You can avoid the harsh and unforeseen consequences of an injunction to prevent violence by consulting Musca Law’s Vero Beach injunction defense and criminal defense attorneys.
Extending, Modifying, or Terminating a Vero Beach Injunction for Protection
The judge can order the injunction to be permanent or can enter an expiration date on the order. The petitioner must file a motion within 30 days of the expiration date to schedule a hearing to extend the order. The respondent has the right to appear at the extension hearing and to have counsel represent him or her. The respondent continues to have valuable rights that require protection at an extension hearing.
Either party could move the court to terminate the injunction as well. Either party can file a motion explaining to the court why the injunction should be terminated. The court could grant a hearing on the motion or rule on the pleadings. The moving party must explain to the court why the injunction no longer protects the petitioner or that the petitioner no longer requires protection.
The respondent and the petitioner have the right to ask the court to modify the order as well. The parties could file a motion and ask the judge to modify the order because of changed circumstances, or the order causes an undue hardship that is unjust.
Rely on Musca Law to Defend Your Rights

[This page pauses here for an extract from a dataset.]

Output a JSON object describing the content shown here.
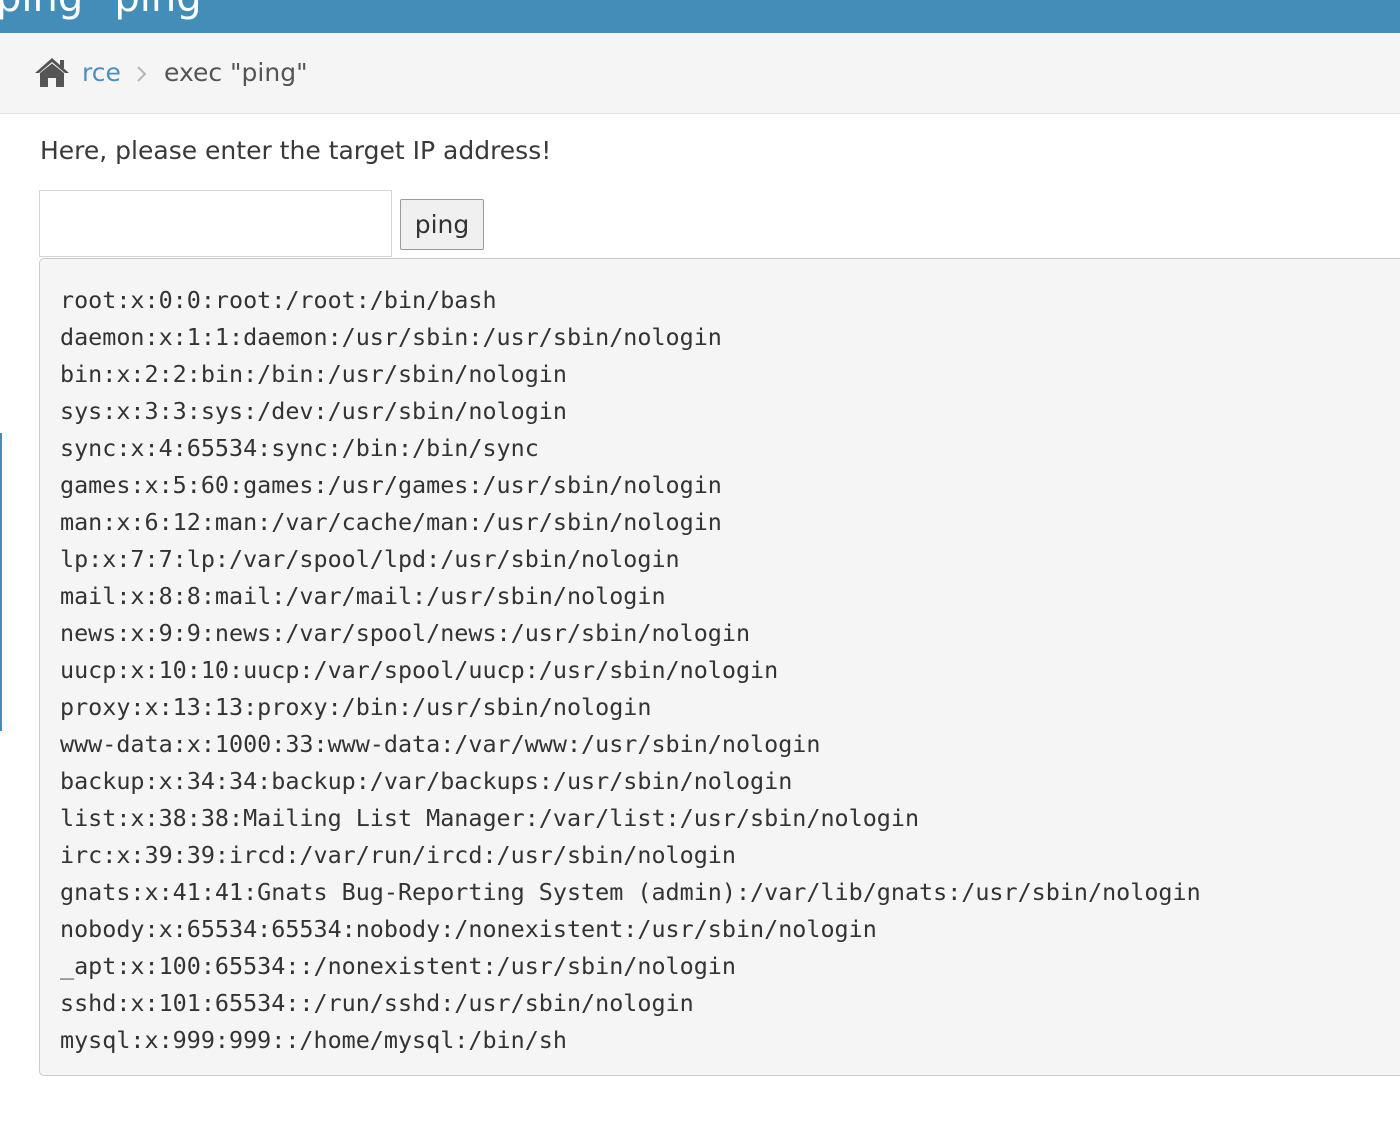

Musca Law’s Vero Beach criminal defense attorneys understand that sometimes relationships deteriorate, and people become jaded, frustrated, or vindictive. The courts are not to be used to settle personal scores, but the sheer volume of cases judges need to hear leads to complacency from the bench. Do not allow your case to be ushered aside and lumped in with other cases. Call Musca Law today at 888-484-5057 to pursue a vigorous defense against an injunction for protection as well as any criminal charges that arise. Do not allow your case to be lumped in with all of the others. Musca Law’s injunction and criminal defense lawyers prove themselves on fighting for individualized justice in your case.